What you are asked to do |
In the answer, each entry below appears exactly as given, and no picture appears at all.

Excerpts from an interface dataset
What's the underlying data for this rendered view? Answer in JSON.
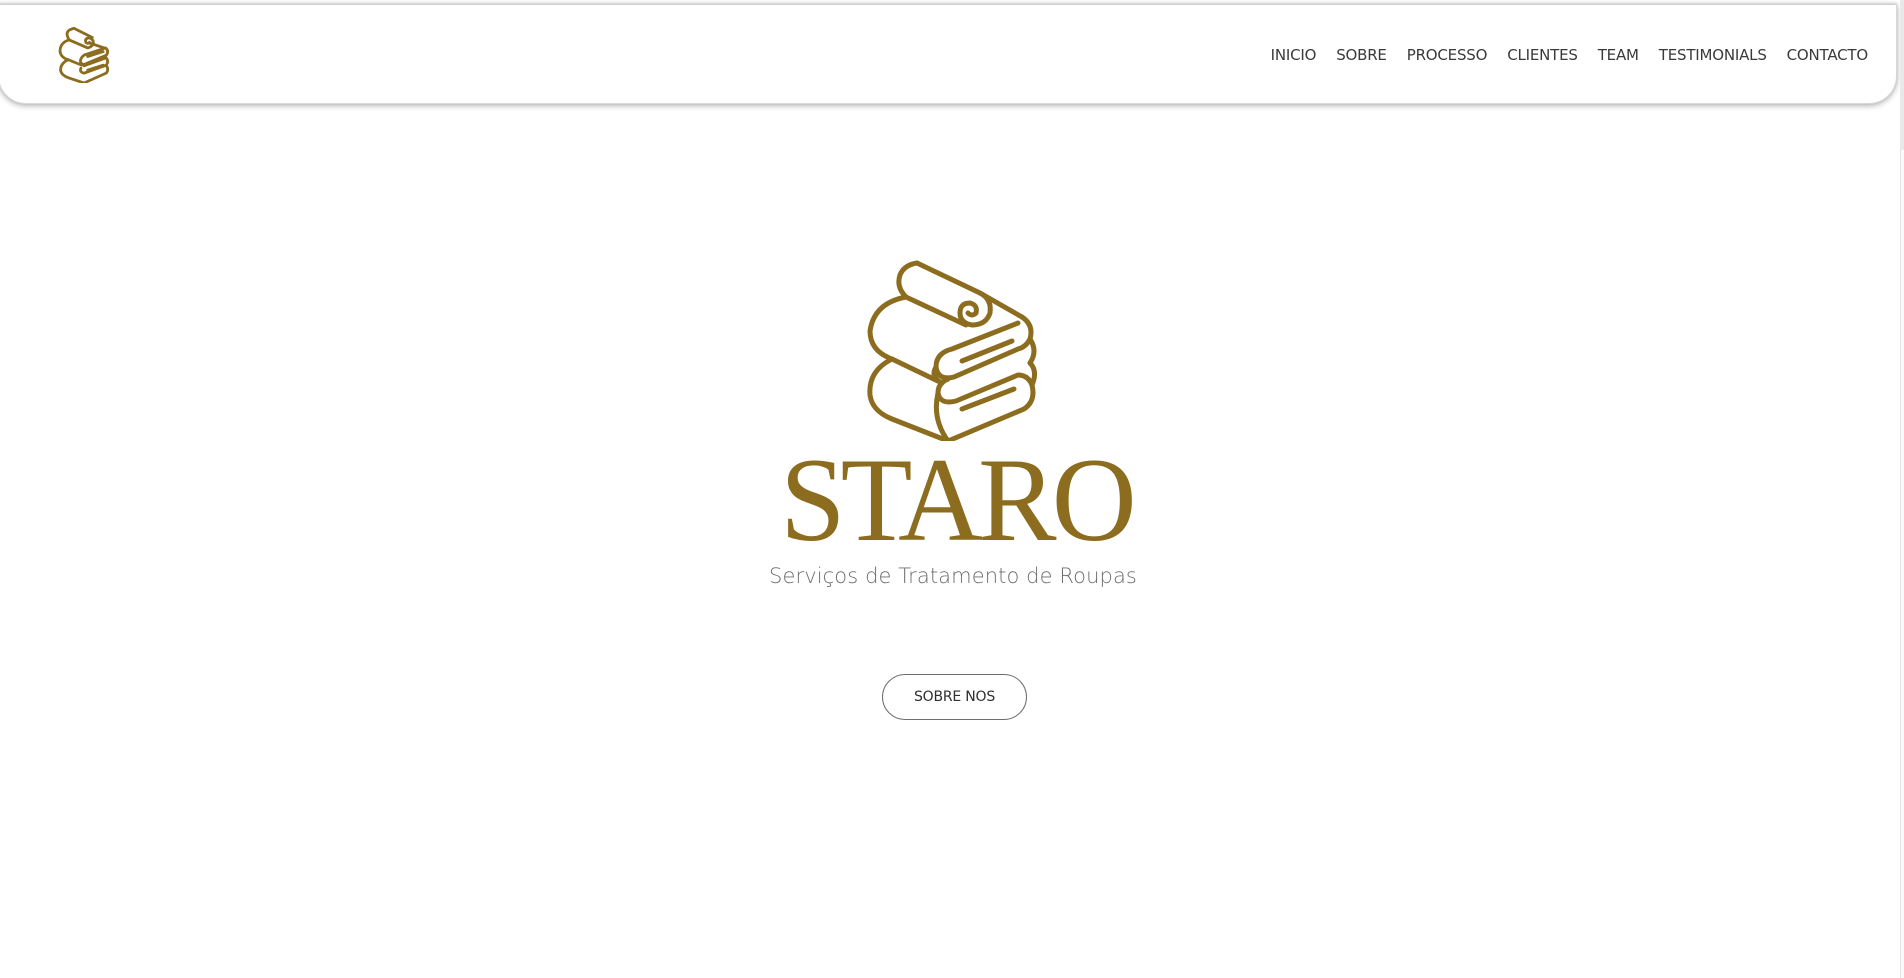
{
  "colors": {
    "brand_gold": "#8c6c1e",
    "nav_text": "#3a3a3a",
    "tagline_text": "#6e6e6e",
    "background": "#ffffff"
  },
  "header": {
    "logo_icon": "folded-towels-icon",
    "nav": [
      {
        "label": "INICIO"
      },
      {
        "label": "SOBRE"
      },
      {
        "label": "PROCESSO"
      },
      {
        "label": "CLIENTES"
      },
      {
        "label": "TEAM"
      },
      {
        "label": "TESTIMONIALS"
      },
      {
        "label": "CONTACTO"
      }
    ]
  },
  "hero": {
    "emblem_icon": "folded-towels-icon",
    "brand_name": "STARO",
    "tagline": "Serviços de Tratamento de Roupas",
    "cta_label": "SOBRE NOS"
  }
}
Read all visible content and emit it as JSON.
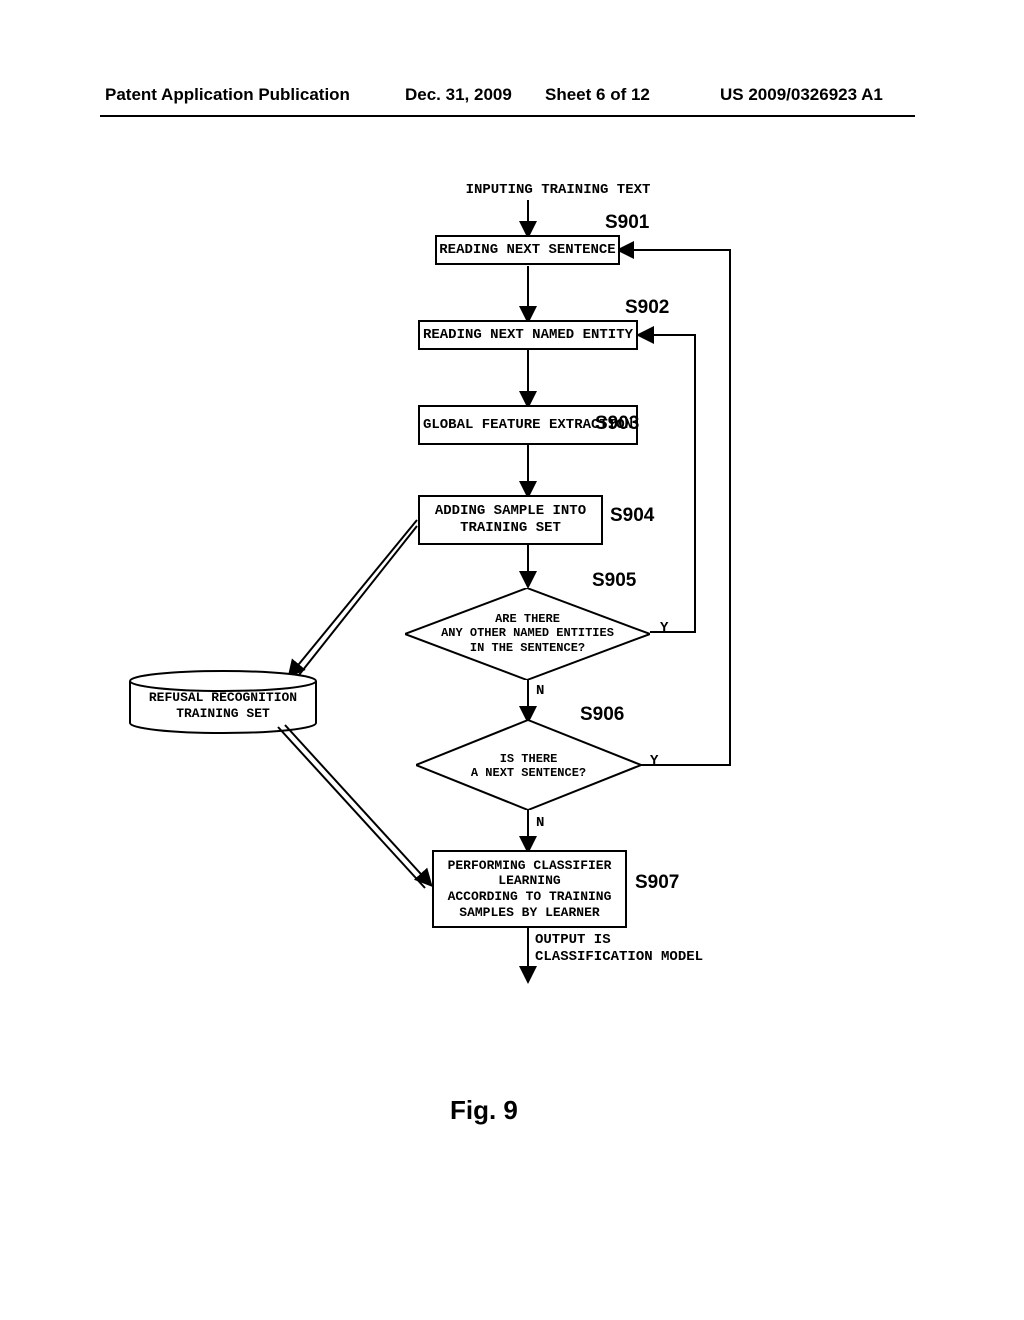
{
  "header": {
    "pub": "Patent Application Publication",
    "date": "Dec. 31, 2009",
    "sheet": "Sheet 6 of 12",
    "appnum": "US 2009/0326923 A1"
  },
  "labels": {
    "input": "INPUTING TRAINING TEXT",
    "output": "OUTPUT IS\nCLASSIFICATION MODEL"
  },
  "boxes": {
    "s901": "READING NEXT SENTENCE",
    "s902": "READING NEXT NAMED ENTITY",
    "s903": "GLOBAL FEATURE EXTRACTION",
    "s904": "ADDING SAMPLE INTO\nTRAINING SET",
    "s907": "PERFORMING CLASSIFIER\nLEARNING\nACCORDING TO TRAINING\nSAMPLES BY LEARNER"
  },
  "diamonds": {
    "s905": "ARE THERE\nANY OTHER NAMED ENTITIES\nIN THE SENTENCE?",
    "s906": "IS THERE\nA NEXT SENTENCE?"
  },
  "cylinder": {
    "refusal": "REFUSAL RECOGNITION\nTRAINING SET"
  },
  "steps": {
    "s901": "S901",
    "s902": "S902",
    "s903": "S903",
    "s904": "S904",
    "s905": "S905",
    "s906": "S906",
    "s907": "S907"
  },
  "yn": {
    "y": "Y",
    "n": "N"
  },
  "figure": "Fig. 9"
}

Solution to this task |
What's the underlying data for this rendered view? Answer in JSON.
{
  "colors": {
    "brand_gold": "#8c6c1e",
    "nav_text": "#3a3a3a",
    "tagline_text": "#6e6e6e",
    "background": "#ffffff"
  },
  "header": {
    "logo_icon": "folded-towels-icon",
    "nav": [
      {
        "label": "INICIO"
      },
      {
        "label": "SOBRE"
      },
      {
        "label": "PROCESSO"
      },
      {
        "label": "CLIENTES"
      },
      {
        "label": "TEAM"
      },
      {
        "label": "TESTIMONIALS"
      },
      {
        "label": "CONTACTO"
      }
    ]
  },
  "hero": {
    "emblem_icon": "folded-towels-icon",
    "brand_name": "STARO",
    "tagline": "Serviços de Tratamento de Roupas",
    "cta_label": "SOBRE NOS"
  }
}
Read all visible content and emit it as JSON.
{
  "header": {
    "pub": "Patent Application Publication",
    "date": "Dec. 31, 2009",
    "sheet": "Sheet 6 of 12",
    "appnum": "US 2009/0326923 A1"
  },
  "labels": {
    "input": "INPUTING TRAINING TEXT",
    "output": "OUTPUT IS\nCLASSIFICATION MODEL"
  },
  "boxes": {
    "s901": "READING NEXT SENTENCE",
    "s902": "READING NEXT NAMED ENTITY",
    "s903": "GLOBAL FEATURE EXTRACTION",
    "s904": "ADDING SAMPLE INTO\nTRAINING SET",
    "s907": "PERFORMING CLASSIFIER\nLEARNING\nACCORDING TO TRAINING\nSAMPLES BY LEARNER"
  },
  "diamonds": {
    "s905": "ARE THERE\nANY OTHER NAMED ENTITIES\nIN THE SENTENCE?",
    "s906": "IS THERE\nA NEXT SENTENCE?"
  },
  "cylinder": {
    "refusal": "REFUSAL RECOGNITION\nTRAINING SET"
  },
  "steps": {
    "s901": "S901",
    "s902": "S902",
    "s903": "S903",
    "s904": "S904",
    "s905": "S905",
    "s906": "S906",
    "s907": "S907"
  },
  "yn": {
    "y": "Y",
    "n": "N"
  },
  "figure": "Fig. 9"
}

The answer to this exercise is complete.